Though these statistics become compelling to show you that over the long term shares have outperformed cash – it still leaves me worried. Who in their right mind is happy to let their cash go up and down (often drastically) and still act like they aren’t remotely worried?
I see it going up and down daily and think, ‘what if I lost it all?’ – the thought of losing my money or having sleepless nights while it is in the market gets me very concerned. This shows my tolerance to risk is low, ‘each to their own’ some will say.
The disclaimer in the advice given is contradictory to the above
Now although the statistics provided by advisors show shares as a good long term investment, these statistics are based on past performance.
The disclaimer that you will see in emails from advisors or institutions trying to get you into the market, clearly states: “Past performance is not an indication of future returns”.
This means that the market could go anywhere. It in all honesty is uncharted territory and just because it performed well or bad in the past – has no actually ground to show that history will repeat itself. Instead history is written as we go when it comes to investing in shares.
My risk tolerance indicates I should not be investing in shares
My tolerance for risk is clearly low. I hate the idea of losing money, even if it is temporarily. This is likely due to the fact that most of my money I have to invest, I will likely need at some point and cannot afford to lock it into the market for a 10-15 year period.
Who is to say that the boom we saw in the early 90’s on the stock market will happen again? These past returns drive people in the present to invest – which is a bad basis for making decisions.
So unless you have research and ideas about the returns of a company you wish to invest in, the mum and dad investors tend to be led by past performance which may or may not yield a good result.

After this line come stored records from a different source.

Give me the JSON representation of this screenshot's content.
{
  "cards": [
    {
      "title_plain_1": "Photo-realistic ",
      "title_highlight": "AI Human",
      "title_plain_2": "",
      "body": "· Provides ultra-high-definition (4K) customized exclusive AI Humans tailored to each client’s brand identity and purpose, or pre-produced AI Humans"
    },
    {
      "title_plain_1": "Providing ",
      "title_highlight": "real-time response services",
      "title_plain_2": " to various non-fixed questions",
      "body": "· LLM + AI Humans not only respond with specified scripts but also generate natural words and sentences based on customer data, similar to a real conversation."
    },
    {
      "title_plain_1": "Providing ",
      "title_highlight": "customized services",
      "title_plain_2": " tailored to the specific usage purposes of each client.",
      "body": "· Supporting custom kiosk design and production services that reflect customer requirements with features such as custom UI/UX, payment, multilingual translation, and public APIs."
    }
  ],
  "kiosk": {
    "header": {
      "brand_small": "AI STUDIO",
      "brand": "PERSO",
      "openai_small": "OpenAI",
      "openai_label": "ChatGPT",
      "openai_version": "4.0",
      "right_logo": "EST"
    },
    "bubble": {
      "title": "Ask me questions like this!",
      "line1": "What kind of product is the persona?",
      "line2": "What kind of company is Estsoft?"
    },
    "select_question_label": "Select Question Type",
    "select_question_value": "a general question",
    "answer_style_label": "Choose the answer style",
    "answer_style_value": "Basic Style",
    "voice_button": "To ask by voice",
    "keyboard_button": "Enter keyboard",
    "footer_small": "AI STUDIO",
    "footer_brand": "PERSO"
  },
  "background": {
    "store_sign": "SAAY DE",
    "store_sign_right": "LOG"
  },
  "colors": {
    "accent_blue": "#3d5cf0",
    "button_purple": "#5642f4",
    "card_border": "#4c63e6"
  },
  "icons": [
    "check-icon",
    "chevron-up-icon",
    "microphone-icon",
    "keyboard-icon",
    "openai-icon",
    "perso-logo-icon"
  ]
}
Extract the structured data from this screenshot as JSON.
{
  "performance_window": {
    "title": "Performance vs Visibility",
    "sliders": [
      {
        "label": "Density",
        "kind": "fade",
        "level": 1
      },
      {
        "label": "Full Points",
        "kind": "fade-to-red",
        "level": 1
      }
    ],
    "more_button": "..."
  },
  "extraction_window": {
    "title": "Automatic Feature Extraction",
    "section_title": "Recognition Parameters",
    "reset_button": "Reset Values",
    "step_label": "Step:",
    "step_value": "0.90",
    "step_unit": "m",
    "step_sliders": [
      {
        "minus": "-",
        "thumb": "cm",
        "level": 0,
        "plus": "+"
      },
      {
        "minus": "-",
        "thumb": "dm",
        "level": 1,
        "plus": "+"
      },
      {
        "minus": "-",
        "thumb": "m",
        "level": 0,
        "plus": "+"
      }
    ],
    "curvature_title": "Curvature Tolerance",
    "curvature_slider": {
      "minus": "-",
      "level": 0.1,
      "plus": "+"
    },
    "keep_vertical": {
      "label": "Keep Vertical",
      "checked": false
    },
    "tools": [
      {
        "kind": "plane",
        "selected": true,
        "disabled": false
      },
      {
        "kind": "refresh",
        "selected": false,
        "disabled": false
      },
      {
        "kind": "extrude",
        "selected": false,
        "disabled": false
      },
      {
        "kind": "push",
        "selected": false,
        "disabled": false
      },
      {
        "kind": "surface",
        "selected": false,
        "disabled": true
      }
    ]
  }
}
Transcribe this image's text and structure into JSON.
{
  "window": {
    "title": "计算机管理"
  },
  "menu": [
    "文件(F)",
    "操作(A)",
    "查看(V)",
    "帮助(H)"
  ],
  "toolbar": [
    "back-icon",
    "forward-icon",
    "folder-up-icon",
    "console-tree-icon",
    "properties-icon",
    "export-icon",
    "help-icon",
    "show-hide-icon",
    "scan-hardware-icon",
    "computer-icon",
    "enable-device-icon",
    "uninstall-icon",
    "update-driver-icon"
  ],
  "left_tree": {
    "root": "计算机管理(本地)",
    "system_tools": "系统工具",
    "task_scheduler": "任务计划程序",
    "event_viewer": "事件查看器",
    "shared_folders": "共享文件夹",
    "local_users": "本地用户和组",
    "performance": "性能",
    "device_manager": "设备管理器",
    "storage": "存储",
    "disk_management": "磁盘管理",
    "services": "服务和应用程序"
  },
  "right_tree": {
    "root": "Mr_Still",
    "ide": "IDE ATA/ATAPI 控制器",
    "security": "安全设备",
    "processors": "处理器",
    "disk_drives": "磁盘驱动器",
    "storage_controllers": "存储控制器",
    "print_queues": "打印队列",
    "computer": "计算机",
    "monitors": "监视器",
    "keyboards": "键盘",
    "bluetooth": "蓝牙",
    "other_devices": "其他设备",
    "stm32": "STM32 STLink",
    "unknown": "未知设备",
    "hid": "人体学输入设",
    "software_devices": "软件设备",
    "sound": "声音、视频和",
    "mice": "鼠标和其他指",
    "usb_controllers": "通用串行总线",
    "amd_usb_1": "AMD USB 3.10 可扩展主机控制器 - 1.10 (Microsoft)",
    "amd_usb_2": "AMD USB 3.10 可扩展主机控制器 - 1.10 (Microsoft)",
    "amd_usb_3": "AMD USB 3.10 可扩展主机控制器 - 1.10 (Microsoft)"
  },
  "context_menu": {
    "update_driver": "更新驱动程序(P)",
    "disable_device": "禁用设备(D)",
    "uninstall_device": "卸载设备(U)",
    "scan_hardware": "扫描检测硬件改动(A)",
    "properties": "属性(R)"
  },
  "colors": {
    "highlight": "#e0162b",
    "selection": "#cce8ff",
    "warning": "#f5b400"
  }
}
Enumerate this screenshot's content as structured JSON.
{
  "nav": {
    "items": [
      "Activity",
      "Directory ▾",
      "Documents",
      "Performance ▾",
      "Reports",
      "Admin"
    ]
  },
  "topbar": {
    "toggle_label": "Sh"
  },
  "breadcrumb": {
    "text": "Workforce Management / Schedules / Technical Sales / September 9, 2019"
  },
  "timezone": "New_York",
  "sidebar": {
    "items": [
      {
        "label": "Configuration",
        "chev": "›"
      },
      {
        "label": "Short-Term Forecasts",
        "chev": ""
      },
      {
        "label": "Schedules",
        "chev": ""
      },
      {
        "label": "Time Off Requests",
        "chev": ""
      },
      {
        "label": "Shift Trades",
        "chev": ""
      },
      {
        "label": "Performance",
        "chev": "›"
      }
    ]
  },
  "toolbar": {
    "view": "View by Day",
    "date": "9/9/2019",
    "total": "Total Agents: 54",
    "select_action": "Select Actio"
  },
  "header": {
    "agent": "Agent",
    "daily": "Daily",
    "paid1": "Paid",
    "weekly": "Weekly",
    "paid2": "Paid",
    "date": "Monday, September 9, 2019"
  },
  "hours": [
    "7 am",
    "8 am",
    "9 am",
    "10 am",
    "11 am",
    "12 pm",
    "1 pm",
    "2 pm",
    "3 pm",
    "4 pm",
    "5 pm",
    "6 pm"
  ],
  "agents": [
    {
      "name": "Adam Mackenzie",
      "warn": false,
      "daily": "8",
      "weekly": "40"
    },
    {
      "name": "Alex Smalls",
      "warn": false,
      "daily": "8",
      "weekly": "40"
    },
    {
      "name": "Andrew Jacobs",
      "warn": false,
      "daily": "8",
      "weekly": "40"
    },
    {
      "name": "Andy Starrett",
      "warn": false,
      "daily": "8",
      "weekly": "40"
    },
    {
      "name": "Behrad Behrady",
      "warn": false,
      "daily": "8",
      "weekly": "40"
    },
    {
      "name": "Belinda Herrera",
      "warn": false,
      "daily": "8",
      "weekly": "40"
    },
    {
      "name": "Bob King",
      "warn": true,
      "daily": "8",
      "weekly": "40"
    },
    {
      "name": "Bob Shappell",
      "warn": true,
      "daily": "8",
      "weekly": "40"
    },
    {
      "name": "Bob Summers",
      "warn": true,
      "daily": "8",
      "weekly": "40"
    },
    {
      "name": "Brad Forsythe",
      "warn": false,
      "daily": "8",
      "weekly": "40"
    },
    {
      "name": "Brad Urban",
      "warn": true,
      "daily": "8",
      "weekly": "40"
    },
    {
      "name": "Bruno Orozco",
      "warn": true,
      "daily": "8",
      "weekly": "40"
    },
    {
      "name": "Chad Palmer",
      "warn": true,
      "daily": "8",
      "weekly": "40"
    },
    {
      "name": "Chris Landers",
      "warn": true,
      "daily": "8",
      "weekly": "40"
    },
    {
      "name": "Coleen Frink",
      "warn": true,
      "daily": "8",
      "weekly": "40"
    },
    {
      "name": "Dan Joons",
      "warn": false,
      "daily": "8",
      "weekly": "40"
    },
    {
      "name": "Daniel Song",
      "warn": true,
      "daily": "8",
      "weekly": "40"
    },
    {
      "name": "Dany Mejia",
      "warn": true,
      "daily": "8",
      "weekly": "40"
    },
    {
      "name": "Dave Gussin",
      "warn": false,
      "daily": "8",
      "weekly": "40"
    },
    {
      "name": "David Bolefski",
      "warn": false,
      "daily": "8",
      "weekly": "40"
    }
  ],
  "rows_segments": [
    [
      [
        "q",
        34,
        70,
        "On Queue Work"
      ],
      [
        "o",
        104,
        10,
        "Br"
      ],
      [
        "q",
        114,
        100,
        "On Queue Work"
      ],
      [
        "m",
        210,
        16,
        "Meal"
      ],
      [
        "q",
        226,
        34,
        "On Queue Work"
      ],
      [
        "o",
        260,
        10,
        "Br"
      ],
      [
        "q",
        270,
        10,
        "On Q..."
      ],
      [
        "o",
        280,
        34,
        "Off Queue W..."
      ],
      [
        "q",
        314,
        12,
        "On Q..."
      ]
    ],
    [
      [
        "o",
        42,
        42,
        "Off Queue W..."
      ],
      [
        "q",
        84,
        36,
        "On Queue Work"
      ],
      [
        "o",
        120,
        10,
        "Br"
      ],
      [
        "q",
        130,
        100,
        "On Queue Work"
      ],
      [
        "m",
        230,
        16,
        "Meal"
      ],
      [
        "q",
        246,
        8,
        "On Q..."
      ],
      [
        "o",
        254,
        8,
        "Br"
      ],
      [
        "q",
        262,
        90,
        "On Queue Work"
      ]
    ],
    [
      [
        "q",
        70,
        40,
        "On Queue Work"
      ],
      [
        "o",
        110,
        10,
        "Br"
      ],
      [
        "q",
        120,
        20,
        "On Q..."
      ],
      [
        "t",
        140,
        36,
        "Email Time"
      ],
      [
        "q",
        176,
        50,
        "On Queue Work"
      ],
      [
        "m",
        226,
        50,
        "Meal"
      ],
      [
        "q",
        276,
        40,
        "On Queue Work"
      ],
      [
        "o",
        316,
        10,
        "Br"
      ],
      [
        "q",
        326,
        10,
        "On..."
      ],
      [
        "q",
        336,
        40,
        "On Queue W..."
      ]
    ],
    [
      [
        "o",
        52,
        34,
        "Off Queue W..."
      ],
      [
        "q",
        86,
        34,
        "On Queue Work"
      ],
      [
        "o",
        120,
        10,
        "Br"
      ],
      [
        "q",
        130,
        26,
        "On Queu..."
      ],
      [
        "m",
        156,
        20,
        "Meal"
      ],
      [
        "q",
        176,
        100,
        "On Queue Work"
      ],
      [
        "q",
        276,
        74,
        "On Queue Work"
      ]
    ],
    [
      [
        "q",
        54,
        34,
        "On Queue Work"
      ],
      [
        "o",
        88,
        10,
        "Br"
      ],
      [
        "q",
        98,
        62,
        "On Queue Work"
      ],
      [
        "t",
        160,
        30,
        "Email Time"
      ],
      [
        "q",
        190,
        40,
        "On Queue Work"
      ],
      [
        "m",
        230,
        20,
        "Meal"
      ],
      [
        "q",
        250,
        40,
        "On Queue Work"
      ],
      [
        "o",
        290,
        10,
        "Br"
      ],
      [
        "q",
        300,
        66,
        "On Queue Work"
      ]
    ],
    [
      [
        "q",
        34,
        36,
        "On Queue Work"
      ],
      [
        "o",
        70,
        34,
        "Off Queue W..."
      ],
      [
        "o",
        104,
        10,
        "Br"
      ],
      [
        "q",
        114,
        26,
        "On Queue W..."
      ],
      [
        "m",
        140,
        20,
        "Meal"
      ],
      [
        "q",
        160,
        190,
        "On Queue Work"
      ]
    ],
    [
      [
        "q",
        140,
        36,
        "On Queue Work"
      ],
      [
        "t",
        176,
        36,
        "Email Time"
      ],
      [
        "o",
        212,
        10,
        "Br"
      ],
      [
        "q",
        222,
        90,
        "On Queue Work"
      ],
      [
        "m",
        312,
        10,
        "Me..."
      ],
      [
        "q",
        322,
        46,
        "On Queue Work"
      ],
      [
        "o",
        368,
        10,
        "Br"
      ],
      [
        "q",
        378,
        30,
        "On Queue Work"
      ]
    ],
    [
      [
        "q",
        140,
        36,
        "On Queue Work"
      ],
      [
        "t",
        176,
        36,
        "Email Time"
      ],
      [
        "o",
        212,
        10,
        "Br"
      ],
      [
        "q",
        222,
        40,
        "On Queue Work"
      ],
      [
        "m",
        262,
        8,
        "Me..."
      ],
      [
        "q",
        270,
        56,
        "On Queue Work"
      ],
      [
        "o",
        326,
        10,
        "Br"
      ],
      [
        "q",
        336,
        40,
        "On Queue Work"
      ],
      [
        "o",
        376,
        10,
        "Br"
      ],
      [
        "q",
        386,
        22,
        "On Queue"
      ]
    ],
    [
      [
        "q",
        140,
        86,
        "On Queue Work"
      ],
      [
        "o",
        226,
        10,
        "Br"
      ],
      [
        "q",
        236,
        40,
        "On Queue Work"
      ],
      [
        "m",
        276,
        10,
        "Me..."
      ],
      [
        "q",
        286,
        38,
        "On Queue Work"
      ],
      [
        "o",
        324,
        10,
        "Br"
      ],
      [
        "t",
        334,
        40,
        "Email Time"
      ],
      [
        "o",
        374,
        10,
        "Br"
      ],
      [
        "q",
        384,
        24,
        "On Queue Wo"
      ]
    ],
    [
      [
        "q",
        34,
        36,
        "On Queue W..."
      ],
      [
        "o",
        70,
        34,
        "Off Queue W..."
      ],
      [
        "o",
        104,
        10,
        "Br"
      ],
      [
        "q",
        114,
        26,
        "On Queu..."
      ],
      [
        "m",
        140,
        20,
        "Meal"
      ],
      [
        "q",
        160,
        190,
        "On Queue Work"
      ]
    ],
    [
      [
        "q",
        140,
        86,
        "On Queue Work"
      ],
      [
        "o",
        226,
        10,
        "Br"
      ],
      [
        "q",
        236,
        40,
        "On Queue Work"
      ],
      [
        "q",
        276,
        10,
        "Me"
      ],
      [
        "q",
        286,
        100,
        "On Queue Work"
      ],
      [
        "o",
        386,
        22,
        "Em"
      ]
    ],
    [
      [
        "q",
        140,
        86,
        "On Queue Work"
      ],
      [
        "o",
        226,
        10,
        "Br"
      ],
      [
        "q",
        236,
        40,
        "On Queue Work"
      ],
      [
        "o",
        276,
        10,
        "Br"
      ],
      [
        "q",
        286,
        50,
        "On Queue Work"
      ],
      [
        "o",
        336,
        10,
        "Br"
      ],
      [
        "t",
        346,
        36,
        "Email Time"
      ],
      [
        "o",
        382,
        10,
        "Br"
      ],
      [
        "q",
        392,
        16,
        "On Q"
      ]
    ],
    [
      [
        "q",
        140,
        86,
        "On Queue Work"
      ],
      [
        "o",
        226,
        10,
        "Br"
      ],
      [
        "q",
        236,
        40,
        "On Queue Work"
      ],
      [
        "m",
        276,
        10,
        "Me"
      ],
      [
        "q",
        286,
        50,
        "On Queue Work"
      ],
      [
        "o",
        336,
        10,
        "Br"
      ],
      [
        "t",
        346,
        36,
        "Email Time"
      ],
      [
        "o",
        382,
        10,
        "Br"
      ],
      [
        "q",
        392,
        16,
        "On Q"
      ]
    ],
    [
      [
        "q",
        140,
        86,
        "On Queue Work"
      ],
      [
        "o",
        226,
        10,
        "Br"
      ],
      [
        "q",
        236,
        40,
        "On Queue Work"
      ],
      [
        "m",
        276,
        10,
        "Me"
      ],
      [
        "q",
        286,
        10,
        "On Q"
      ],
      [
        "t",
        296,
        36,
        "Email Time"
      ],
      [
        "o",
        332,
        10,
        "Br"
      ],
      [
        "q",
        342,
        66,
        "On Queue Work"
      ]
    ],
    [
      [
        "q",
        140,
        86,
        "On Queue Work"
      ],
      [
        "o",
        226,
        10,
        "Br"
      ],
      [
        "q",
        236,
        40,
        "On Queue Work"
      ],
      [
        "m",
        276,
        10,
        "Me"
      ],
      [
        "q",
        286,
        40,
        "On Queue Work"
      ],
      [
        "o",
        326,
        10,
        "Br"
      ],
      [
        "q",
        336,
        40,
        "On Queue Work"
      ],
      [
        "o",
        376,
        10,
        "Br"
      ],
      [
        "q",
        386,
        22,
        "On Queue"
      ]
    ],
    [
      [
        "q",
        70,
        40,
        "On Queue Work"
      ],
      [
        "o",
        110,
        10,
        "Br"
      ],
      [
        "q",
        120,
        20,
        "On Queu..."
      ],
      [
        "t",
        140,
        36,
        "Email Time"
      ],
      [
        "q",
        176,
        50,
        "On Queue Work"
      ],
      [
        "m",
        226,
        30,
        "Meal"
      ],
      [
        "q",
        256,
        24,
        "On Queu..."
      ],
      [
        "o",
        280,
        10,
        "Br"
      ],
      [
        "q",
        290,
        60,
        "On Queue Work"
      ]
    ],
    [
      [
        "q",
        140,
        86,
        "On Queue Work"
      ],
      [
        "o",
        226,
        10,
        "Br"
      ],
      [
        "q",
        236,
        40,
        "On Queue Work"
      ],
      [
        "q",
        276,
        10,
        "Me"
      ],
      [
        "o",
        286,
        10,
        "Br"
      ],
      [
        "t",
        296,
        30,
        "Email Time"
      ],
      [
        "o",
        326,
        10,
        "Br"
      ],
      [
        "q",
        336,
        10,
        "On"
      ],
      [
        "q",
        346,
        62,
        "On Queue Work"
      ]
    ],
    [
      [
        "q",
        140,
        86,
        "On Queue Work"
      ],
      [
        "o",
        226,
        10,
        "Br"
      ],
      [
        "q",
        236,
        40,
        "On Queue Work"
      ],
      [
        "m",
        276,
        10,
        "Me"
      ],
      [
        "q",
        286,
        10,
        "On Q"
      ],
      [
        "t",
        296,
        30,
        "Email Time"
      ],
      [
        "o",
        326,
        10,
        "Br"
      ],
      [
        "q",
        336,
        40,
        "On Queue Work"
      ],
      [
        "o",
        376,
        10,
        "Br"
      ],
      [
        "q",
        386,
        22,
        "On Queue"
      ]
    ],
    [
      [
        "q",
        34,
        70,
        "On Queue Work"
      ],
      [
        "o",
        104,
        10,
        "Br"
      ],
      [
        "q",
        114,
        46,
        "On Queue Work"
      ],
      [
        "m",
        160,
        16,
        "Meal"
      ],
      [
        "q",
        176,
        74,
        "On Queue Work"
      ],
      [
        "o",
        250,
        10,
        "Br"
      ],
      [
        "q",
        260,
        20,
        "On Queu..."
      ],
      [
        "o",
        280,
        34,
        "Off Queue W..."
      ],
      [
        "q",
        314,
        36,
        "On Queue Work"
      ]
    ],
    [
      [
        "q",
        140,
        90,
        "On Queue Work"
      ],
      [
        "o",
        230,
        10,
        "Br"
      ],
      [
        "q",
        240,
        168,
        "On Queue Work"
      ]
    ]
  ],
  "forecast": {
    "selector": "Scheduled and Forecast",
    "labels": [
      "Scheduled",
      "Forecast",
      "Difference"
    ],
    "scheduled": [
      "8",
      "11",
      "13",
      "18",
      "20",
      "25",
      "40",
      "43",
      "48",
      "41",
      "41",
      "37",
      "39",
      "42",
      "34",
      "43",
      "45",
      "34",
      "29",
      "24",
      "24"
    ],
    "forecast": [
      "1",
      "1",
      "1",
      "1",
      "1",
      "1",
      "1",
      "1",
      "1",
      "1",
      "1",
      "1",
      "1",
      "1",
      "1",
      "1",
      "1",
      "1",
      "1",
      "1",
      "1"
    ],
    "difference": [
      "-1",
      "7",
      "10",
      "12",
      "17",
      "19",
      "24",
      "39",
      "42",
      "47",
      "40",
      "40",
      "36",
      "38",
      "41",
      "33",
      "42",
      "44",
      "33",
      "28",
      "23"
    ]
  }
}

So am I really a bad investor? Or am I just a realist with a low threshold to risk. I say the latter if I may say so myself.